Salient. An Organ of Student Opinion at Victoria College, Wellington, N.Z. Vol. 2, No. 15. July 26, 1939
Until this year, Australia and New Zealand have played entirely different codes of basketball, Australia playing a seven-a-side game, and New Zealand a nine-a-side. These were not the only differences, however, the Australian game being more akin to the game which was played in New Zealand 20 years ago—a much less scientific game than the one now played. The time when the player who could throw the ball the farthest distance was the best player has long gone by in New Zealand, and present day representative players need brains as well as brawn.
When the New Zealand team visited Australia last year, great praise or their type of play was received everywhere they appeared, and as a result of the visit. Australia decided to practically revolutionise her games—with the main exception that. In line with England, they retained the seven-a-side. Provision being made for a nine-a-side team also. New Zealand decided to retain her own number for internal games, but must play the seven-a-side for international games. With the playing rules otherwise the same, this is not difficult, as proof of which, the interesting King's Birthday tournament for Senior A grade in Wellington this year. This was played under international rules, and when questioned afterwards, nearly all teams said that, once accustomed to the territorial alteration, they enjoyed the game.

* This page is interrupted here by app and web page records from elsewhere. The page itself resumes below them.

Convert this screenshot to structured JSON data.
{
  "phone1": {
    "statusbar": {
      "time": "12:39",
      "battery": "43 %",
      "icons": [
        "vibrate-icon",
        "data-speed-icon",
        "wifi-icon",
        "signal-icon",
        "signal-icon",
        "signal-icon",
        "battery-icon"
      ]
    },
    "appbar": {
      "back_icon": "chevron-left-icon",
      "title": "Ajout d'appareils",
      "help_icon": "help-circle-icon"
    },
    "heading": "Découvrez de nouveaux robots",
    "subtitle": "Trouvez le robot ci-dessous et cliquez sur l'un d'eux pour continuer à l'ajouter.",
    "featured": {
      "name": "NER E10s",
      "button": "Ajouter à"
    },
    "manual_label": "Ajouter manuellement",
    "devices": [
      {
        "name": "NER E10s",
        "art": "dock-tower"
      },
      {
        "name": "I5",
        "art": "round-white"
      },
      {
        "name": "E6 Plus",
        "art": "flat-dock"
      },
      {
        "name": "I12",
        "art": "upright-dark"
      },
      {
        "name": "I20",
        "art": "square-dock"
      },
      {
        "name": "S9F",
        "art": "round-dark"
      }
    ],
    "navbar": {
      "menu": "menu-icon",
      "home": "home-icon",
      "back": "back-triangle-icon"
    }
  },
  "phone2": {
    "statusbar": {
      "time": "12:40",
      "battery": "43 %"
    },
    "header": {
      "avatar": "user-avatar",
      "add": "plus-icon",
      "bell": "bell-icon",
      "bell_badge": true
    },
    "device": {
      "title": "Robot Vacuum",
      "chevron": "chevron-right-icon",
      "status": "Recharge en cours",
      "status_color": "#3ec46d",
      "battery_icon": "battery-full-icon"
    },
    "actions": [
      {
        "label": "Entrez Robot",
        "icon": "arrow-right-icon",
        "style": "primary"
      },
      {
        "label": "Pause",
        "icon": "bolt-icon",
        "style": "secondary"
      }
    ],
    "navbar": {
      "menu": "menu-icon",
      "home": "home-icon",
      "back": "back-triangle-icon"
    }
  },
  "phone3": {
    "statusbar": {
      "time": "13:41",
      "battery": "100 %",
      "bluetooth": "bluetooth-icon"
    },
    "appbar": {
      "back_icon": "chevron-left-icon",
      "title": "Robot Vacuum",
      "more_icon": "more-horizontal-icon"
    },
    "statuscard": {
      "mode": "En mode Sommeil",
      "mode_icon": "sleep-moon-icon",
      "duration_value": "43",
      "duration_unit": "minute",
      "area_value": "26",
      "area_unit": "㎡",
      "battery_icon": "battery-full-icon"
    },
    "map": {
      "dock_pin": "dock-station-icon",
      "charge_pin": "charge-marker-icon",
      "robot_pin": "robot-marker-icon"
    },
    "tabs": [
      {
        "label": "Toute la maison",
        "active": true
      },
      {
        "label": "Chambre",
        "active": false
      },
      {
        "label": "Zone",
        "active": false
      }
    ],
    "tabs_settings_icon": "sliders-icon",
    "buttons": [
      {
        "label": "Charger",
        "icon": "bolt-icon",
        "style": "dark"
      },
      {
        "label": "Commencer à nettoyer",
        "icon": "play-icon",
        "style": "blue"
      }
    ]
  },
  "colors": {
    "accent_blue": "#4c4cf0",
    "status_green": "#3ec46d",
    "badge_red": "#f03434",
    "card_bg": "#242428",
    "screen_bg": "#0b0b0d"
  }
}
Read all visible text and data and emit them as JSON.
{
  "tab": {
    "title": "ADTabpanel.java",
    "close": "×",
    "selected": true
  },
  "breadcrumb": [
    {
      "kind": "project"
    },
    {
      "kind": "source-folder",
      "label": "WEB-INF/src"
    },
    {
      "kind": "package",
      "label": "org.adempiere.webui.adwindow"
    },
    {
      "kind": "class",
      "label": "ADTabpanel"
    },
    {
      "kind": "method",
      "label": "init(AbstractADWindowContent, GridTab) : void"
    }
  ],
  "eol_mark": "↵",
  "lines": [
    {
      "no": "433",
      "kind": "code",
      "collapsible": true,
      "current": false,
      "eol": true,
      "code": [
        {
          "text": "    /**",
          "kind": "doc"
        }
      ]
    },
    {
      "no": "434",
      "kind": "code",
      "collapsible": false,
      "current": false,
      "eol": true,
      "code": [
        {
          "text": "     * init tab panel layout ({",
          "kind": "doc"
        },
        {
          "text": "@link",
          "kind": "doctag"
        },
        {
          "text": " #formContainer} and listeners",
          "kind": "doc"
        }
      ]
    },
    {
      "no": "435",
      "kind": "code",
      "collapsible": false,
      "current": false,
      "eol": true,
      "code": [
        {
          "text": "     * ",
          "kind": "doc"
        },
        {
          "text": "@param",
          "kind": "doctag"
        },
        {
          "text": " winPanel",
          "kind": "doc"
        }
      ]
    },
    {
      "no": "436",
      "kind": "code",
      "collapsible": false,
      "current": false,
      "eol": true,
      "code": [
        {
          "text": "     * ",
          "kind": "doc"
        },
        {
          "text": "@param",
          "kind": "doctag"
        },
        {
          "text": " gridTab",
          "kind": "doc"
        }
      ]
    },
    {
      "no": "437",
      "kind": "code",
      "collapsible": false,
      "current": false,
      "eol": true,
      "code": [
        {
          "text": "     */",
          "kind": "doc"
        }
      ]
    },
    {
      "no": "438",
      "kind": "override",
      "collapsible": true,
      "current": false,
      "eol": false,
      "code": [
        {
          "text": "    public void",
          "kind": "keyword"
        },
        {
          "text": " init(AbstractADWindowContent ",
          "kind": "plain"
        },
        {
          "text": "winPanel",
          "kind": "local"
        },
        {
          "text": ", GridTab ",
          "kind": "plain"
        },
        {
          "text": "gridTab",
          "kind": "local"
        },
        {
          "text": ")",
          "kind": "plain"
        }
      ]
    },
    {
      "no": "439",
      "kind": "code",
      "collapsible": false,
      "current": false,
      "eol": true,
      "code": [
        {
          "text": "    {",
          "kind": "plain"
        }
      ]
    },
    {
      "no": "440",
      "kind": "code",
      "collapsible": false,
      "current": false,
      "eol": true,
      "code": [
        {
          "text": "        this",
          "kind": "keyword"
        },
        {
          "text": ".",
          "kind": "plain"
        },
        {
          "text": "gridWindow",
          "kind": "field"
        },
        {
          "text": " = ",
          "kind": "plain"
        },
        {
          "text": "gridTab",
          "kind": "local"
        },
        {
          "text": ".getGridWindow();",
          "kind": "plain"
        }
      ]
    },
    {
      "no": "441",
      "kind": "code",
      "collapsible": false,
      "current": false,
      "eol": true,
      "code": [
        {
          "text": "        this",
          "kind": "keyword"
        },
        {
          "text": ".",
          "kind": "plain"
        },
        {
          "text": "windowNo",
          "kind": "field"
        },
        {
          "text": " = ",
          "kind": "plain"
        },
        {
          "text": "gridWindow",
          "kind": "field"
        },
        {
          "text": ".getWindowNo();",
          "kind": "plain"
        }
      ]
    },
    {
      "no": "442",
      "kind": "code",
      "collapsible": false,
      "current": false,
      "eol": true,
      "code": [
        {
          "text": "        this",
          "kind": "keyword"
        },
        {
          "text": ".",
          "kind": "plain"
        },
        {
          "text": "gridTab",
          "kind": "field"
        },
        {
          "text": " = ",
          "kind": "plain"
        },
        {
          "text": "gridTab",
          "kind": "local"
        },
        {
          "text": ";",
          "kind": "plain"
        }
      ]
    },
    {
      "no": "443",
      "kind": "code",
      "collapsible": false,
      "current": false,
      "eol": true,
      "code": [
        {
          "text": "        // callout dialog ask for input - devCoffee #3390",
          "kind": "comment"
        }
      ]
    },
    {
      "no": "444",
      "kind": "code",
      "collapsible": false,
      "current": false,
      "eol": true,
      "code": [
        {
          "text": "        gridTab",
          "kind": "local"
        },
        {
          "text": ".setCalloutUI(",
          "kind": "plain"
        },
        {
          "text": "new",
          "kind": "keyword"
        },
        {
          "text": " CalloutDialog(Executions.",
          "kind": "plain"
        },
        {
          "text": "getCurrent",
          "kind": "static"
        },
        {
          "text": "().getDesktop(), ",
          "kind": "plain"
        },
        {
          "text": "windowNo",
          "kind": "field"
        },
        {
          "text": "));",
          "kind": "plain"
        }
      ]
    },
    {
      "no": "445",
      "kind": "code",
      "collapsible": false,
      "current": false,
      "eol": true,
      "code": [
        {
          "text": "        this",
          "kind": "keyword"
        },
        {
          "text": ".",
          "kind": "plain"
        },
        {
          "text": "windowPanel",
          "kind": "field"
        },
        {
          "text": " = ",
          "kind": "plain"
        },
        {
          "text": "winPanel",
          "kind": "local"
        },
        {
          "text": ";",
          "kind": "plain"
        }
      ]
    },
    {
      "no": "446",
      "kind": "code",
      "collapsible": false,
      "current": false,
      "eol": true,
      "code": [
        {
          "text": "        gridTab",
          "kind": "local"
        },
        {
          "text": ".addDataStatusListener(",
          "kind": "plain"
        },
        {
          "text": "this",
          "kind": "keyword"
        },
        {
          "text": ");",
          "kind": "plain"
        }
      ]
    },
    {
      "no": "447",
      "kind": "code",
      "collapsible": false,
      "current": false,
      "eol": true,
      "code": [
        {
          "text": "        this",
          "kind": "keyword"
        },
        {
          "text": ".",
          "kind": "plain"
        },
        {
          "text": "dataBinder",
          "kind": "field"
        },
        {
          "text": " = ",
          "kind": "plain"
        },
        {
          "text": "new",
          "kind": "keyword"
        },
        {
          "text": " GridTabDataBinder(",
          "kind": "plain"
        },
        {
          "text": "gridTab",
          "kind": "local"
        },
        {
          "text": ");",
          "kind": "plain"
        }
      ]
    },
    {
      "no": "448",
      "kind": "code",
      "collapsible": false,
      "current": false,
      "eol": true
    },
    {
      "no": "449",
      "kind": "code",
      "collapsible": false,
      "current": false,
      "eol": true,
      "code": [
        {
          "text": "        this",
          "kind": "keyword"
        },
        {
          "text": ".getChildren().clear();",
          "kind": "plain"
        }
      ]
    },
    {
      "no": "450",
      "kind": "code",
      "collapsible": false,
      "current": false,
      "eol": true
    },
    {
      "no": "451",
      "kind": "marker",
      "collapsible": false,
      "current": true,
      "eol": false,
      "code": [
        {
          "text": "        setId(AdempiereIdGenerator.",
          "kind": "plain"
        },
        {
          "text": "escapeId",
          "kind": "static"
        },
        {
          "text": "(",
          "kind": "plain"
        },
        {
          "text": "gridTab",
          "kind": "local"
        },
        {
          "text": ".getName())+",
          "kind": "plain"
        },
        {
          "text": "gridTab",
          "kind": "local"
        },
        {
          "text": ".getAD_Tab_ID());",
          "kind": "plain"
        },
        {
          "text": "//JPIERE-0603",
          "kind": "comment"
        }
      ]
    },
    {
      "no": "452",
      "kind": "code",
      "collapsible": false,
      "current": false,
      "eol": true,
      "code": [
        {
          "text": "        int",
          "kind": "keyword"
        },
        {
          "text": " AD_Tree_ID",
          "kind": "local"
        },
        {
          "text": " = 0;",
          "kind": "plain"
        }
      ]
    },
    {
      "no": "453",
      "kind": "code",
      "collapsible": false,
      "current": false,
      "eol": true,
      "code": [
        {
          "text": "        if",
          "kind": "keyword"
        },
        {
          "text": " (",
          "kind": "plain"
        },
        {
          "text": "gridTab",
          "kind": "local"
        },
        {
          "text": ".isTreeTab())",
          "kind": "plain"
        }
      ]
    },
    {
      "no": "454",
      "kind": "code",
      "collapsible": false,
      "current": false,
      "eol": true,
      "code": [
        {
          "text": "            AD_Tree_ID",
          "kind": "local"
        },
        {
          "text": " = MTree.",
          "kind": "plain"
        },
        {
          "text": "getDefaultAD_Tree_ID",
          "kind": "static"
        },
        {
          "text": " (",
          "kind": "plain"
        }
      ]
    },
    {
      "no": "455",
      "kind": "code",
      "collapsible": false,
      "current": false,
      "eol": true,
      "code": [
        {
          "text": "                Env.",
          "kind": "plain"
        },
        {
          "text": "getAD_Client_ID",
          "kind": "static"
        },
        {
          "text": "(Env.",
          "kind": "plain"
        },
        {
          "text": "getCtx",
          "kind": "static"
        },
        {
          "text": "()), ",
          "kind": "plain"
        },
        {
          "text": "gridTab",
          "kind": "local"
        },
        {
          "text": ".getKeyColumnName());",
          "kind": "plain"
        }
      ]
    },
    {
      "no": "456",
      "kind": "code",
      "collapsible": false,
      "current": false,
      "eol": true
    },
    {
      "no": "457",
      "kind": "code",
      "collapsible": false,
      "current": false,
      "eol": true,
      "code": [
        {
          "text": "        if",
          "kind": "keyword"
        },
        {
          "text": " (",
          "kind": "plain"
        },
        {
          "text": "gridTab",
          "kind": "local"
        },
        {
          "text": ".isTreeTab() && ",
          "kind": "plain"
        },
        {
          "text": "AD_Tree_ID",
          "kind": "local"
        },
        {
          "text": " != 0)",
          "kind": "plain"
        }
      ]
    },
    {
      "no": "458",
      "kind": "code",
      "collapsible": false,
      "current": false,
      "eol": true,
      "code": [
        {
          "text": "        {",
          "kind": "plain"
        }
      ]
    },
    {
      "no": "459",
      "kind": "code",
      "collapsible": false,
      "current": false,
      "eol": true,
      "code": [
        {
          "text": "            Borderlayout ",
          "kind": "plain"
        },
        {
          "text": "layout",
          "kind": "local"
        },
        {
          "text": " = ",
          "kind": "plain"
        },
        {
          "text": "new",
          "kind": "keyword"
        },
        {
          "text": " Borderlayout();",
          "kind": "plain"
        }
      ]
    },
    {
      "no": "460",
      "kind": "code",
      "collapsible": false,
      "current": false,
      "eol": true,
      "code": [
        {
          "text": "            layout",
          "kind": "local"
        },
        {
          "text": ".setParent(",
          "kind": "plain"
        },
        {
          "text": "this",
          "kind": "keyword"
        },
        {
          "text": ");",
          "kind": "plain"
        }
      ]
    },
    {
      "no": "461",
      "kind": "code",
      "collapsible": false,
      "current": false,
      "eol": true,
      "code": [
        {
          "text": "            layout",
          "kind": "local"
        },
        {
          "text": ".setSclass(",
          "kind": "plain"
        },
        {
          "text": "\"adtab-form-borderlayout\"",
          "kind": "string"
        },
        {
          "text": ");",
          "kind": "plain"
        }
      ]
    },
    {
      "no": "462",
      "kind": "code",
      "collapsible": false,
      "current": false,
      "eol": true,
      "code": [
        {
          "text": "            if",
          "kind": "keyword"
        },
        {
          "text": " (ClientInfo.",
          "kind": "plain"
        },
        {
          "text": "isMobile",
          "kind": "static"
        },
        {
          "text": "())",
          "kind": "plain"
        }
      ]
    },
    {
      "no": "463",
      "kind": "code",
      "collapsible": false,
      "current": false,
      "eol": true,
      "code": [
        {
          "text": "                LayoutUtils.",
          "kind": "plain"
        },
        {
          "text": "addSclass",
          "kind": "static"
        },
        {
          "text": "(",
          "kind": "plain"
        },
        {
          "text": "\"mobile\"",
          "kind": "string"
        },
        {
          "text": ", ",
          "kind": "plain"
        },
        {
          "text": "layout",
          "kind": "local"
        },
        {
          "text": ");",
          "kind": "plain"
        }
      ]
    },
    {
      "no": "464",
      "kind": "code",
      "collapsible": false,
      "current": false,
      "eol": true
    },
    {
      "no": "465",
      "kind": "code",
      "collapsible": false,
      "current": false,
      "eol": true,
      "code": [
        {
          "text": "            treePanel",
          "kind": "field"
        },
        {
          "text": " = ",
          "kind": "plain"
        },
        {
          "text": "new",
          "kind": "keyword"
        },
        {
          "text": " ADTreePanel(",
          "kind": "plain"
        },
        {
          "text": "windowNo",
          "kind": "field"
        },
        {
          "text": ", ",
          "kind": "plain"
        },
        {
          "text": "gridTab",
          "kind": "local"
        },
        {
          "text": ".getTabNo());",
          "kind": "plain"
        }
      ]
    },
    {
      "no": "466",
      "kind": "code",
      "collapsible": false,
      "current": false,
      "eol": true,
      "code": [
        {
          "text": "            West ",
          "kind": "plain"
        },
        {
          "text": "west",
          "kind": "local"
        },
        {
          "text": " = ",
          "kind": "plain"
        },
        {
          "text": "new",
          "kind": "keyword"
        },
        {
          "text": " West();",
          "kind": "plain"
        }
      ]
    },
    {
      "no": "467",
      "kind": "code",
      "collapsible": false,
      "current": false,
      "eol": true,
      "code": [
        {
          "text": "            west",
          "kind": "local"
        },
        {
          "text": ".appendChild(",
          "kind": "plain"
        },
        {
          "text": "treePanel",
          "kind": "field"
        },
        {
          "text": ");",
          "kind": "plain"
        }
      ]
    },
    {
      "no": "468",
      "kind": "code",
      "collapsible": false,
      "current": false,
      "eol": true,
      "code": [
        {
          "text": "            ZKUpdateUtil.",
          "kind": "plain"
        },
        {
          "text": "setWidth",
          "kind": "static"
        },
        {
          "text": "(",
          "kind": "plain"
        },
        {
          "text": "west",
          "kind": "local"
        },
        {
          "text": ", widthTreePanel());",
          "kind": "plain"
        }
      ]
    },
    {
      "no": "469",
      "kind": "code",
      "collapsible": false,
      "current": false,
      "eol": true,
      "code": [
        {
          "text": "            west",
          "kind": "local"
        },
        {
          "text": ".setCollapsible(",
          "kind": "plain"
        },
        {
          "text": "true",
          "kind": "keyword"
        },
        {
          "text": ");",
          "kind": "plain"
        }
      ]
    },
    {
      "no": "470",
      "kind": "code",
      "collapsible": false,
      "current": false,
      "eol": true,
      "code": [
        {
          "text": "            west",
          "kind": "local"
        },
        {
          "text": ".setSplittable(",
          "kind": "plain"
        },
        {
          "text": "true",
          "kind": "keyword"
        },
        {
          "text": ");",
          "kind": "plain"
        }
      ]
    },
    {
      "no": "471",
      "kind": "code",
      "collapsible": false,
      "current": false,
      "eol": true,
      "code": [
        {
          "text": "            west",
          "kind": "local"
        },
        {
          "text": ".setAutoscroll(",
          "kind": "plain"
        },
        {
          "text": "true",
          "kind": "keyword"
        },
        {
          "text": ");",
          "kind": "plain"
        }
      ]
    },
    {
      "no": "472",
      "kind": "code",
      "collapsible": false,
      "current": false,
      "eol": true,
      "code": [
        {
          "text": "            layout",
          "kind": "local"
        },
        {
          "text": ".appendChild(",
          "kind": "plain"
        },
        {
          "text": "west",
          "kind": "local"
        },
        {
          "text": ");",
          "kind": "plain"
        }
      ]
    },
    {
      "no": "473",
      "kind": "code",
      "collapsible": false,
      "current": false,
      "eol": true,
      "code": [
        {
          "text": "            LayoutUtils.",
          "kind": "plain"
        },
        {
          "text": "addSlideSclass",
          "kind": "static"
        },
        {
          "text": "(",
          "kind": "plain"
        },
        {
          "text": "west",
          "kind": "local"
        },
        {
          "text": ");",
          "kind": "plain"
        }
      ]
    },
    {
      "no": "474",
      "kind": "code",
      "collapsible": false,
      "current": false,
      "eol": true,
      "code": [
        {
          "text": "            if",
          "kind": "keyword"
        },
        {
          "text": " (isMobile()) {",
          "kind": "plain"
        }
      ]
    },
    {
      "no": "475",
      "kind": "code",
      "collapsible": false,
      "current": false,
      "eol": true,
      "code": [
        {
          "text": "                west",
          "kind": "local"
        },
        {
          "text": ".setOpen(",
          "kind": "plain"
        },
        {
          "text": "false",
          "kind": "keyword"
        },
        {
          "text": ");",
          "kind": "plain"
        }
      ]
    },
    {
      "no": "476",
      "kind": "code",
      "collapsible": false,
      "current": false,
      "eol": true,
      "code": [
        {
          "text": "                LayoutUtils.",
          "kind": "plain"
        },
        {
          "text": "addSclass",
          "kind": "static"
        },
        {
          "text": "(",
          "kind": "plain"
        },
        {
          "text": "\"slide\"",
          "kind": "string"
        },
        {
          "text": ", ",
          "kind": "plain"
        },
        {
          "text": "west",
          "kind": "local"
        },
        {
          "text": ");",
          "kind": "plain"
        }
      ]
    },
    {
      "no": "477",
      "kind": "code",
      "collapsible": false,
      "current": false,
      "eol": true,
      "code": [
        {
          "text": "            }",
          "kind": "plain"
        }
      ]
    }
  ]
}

The main changes for New Zealand players were the elimination of guarding, and the "one shot at goal only." for forwards.
As a result of the "No guarding" play is faster and evener, with less personal contact, and the "one shot only" has improved the accuracy of the forwards, besides keeping the ball in play more.
The visit of the Australian Team to the Centennial tournament which is to be held in Wellington next Easter should show both codes at their best, each N.Z. team playing each other nine-a-side, and each meeting Australia in a seven-a-side game. The outcome of the conference on rules which will be held at the same time will be awaited with interest.
—Mrs. H. D. Muir.
Pres., N.Z.B. Assn.